WORK INSTRUCTIONS>
Print every record exactly as it appears. Leave the pictures out.

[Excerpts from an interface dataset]
--

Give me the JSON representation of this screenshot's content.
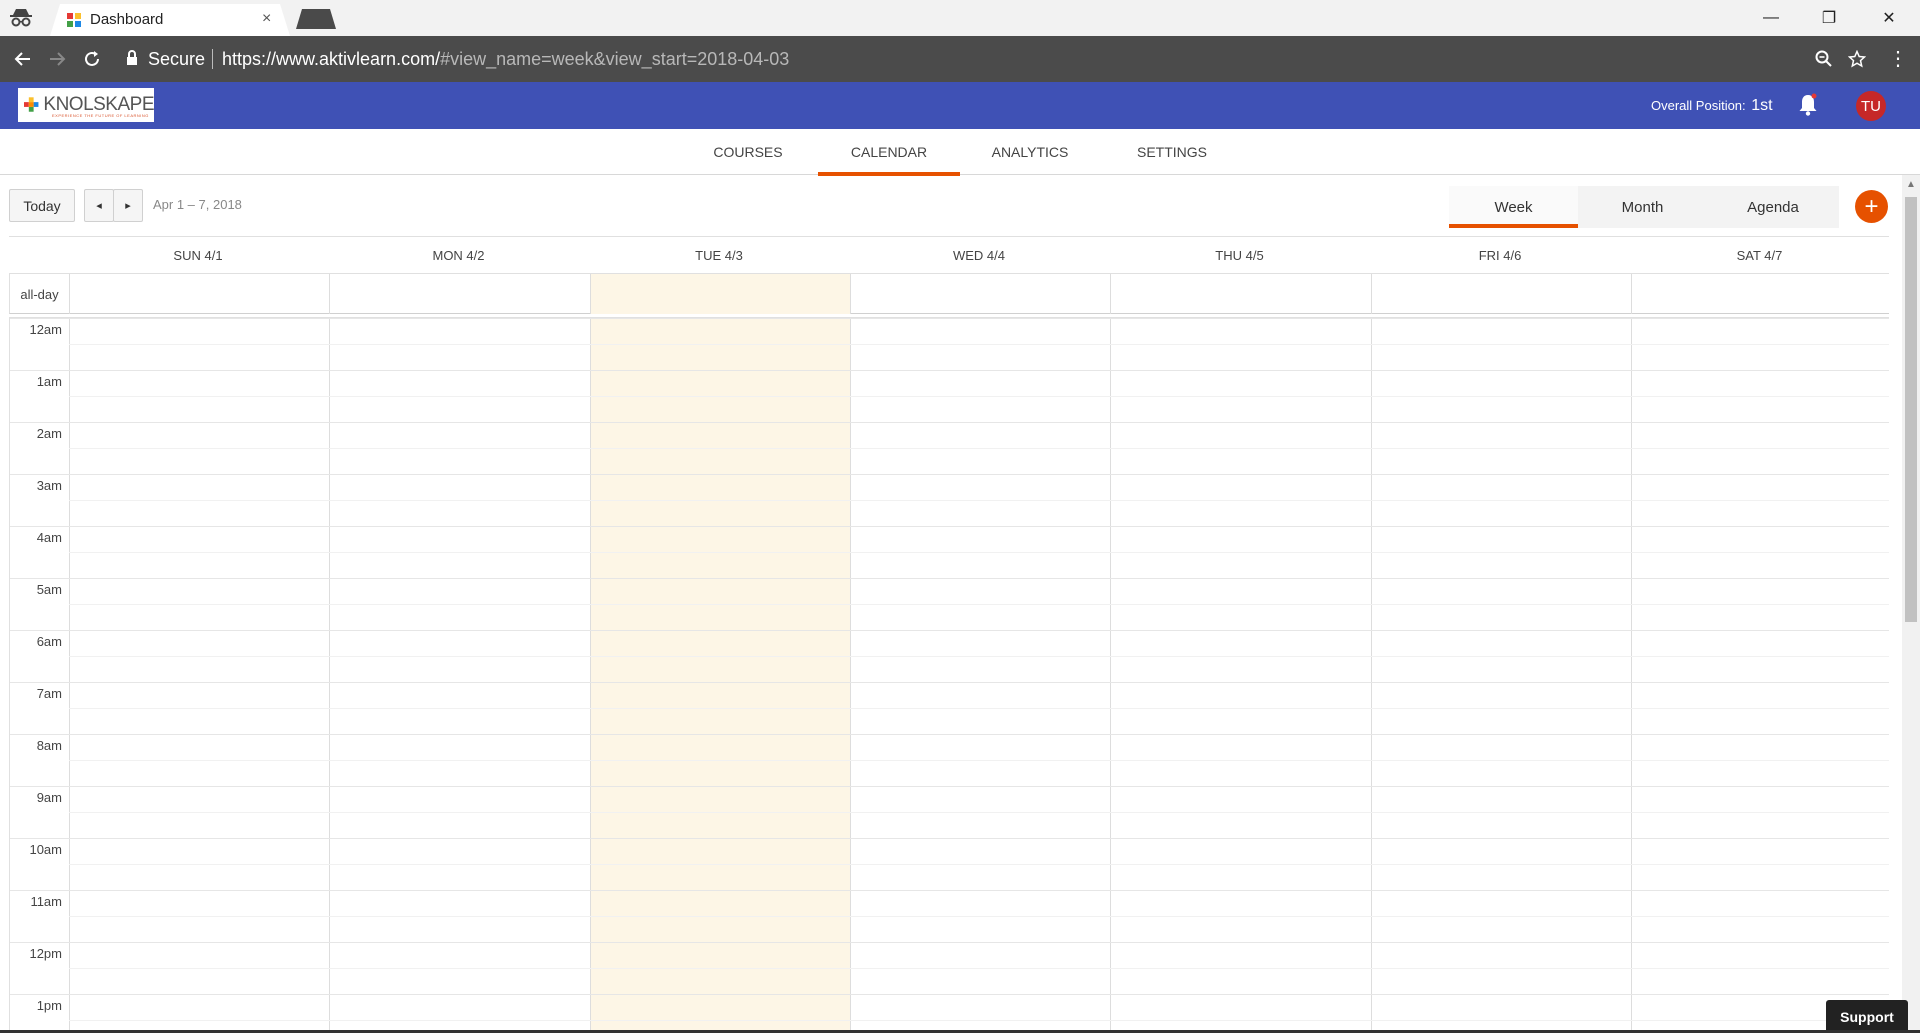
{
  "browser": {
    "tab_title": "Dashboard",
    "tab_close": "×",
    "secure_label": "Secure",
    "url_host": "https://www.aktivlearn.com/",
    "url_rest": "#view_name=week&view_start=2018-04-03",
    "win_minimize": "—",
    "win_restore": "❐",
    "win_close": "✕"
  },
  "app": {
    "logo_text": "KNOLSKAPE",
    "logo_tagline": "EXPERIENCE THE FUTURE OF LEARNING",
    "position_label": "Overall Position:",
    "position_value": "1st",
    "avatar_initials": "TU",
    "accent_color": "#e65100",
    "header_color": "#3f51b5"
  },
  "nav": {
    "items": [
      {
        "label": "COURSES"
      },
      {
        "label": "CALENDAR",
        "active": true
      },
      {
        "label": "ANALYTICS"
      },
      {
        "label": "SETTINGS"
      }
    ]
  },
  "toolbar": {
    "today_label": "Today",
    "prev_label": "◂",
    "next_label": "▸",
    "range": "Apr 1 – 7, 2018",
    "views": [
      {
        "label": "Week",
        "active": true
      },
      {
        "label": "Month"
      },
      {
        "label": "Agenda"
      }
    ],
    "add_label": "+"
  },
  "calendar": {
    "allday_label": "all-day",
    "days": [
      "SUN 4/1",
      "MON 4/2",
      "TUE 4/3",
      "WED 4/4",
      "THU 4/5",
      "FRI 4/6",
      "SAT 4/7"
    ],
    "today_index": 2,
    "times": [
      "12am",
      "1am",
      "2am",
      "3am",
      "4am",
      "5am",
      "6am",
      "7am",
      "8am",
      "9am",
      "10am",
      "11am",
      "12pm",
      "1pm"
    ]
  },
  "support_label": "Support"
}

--

SOLUTION FOR THIS TASK>
Give me the JSON representation of this screenshot's content.
{
  "browser": {
    "tab_title": "Dashboard",
    "tab_close": "×",
    "secure_label": "Secure",
    "url_host": "https://www.aktivlearn.com/",
    "url_rest": "#view_name=week&view_start=2018-04-03",
    "win_minimize": "—",
    "win_restore": "❐",
    "win_close": "✕"
  },
  "app": {
    "logo_text": "KNOLSKAPE",
    "logo_tagline": "EXPERIENCE THE FUTURE OF LEARNING",
    "position_label": "Overall Position:",
    "position_value": "1st",
    "avatar_initials": "TU",
    "accent_color": "#e65100",
    "header_color": "#3f51b5"
  },
  "nav": {
    "items": [
      {
        "label": "COURSES"
      },
      {
        "label": "CALENDAR",
        "active": true
      },
      {
        "label": "ANALYTICS"
      },
      {
        "label": "SETTINGS"
      }
    ]
  },
  "toolbar": {
    "today_label": "Today",
    "prev_label": "◂",
    "next_label": "▸",
    "range": "Apr 1 – 7, 2018",
    "views": [
      {
        "label": "Week",
        "active": true
      },
      {
        "label": "Month"
      },
      {
        "label": "Agenda"
      }
    ],
    "add_label": "+"
  },
  "calendar": {
    "allday_label": "all-day",
    "days": [
      "SUN 4/1",
      "MON 4/2",
      "TUE 4/3",
      "WED 4/4",
      "THU 4/5",
      "FRI 4/6",
      "SAT 4/7"
    ],
    "today_index": 2,
    "times": [
      "12am",
      "1am",
      "2am",
      "3am",
      "4am",
      "5am",
      "6am",
      "7am",
      "8am",
      "9am",
      "10am",
      "11am",
      "12pm",
      "1pm"
    ]
  },
  "support_label": "Support"
}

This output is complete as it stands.